There is as far as I can tell no benefit in the IETF actually storing 
the source for these projects.  Either they are being maintained or they 
aren't.  If they aren't, the source has much less value.  If they are, 
the maintained one is what people should look at.

So again, having an easily findable and easily maintained set of 
pointers to any implementations that folks want to list, with whatever 
terms those folks like (whether that be creative commons open source, 
GPL, or descriptions of proprietary implementations) seems very useful. 
The problem of findability is real, but is not different for an archive 
compared with a set of pointers.

A set of input / output vectors along the lines Erik suggested also 
sounds useful.  For some protocols.  (I don't quite know how one would 
do that for something like OSPF.)

Yours,
Joel

On 8/19/2020 6:33 PM, Stephen Farrell wrote:
> 
> Hiya,
> 
> On 19/08/2020 23:22, Joel M. Halpern wrote:
>> One of the advantages of pointers to implementations is that it can
>> include equally pointers to open source and pointers to closed source of
>> various forms.  The IETF doesn't take a stance among implementations.
> 
> Entirely surmountable problem IMO. Add caveats to avoid
> misperceptions wrt stance.
> 
> That said, open source implementations are plainly more
> useful for people who want to implement RFCs, compared to
> equivalent closed-source implementations. It'd be folly
> to ignore that reality.
> 
> I just now discovered that what I thought ought be a
> compressed-point representation of a DH shared secret is
> supposed to use the uncompressed format thanks to being
> able to add more trace lines to someone else's code.
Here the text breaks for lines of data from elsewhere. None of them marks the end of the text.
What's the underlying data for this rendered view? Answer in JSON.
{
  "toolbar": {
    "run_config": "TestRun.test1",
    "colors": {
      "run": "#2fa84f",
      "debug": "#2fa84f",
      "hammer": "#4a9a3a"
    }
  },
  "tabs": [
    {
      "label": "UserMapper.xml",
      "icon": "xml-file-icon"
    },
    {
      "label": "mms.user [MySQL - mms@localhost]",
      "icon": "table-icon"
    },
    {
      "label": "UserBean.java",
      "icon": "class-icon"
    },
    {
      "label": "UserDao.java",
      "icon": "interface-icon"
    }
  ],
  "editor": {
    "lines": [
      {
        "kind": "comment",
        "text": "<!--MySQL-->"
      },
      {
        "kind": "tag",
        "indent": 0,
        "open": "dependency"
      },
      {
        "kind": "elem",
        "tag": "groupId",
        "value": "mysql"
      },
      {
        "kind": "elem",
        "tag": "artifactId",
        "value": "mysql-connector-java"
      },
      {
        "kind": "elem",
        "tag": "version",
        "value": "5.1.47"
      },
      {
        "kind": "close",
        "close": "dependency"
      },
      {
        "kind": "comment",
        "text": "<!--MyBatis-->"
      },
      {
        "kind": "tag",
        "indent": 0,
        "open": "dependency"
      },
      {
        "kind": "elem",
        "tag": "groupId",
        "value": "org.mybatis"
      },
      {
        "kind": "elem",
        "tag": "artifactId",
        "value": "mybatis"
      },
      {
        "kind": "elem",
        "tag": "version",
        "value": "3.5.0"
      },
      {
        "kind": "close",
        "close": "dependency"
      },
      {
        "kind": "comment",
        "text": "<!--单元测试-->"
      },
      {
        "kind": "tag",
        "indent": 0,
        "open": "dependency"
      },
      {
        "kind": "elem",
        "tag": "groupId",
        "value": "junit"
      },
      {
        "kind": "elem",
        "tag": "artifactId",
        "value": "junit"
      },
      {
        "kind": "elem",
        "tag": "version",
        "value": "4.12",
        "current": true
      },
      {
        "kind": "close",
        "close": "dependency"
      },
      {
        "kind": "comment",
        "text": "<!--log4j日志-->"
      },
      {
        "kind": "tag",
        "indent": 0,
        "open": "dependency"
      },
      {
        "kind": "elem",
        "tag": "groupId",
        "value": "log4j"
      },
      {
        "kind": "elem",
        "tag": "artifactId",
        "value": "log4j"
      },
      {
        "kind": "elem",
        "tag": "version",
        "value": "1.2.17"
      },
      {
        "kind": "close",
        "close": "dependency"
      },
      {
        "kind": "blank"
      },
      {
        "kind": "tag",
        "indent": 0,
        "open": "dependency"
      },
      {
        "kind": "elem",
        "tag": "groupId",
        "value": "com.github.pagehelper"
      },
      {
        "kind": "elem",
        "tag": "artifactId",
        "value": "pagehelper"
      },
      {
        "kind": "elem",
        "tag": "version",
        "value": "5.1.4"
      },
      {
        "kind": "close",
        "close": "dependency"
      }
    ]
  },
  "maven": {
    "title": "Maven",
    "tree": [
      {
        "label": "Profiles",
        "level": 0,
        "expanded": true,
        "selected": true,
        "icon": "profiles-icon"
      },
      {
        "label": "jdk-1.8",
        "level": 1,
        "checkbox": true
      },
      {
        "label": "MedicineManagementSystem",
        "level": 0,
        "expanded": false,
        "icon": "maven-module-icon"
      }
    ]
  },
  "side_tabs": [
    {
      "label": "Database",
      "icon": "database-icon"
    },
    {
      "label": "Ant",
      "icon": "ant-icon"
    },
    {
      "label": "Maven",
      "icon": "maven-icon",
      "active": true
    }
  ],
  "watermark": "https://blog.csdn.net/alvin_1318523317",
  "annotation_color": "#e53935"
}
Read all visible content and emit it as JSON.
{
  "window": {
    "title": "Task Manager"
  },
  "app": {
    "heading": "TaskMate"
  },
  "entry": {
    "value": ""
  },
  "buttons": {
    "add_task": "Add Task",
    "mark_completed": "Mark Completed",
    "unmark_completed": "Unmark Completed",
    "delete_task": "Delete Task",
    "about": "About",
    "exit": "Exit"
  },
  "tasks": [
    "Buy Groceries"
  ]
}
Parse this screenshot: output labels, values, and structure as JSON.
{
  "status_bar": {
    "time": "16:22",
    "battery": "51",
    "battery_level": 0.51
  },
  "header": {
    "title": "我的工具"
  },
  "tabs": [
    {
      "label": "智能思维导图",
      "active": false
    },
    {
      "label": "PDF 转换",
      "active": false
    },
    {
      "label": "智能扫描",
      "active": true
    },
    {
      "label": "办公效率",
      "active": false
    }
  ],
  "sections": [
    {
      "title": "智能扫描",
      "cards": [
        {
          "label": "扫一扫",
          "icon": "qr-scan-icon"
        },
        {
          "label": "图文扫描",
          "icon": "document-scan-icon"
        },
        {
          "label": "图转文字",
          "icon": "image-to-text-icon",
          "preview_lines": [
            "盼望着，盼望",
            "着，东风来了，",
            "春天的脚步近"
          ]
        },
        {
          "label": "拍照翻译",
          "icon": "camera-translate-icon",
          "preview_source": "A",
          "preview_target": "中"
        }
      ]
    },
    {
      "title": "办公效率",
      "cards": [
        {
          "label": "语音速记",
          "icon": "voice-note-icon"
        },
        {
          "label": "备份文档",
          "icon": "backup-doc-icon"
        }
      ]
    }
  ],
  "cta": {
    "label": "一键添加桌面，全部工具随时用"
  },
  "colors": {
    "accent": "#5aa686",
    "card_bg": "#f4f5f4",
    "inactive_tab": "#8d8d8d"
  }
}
That's
> the kind of thing could suck up many more hours of effort,
> or that might lead to non-interop, (as it only affects some
> groups), if no open-source code were available.
> 
> S.
> 
>>
>> Yours,
>> Joel
>>
>> On 8/19/2020 2:46 PM, Vijay Gurbani wrote:
>>> Dear Glenn: Thank you very much for your note.  More inline.
>>>
>>> On Wed, Aug 19, 2020 at 1:19 PM Deen, Glenn (NBCUniversal)
>>> <Glenn.Deen@nbcuni.com <mailto:Glenn.Deen@nbcuni.com>> wrote:
>>>
>>>      Hi Vijay,
>>>
>>>        In additional to the points others have made, I’ll add that an
>>>      IETF code repository would need to carefully work out license issues
>>>      and also how it fits into the IETF’s Intellectual Property set up
>>>      that is managed by the IETF  Trust.
>>>
>>>      [...]
>>>
>>>      There may be more that pop up once the topic was looked at deeper.
>>>
>>>      I’m not saying that any of these are show stoppers, but there’s a
>>>      lot of legal elements that would be need to worked out before any
>>>      bits got checked into a repository.
>>>
>>>
>>> Yes, absolutely.  All of what you listed are important and weighty
>>> concerns.  But none of them appear to be insurmountable if we decided
>>> to do this.  Clearly, the precedent set by IEEE and ACM in similar
>>> areas seems to point to the possible existence of a happy medium,
>>> should we go this route.
>>>
>>> Cheers,
>>>
>>> - vijay
>>>
>>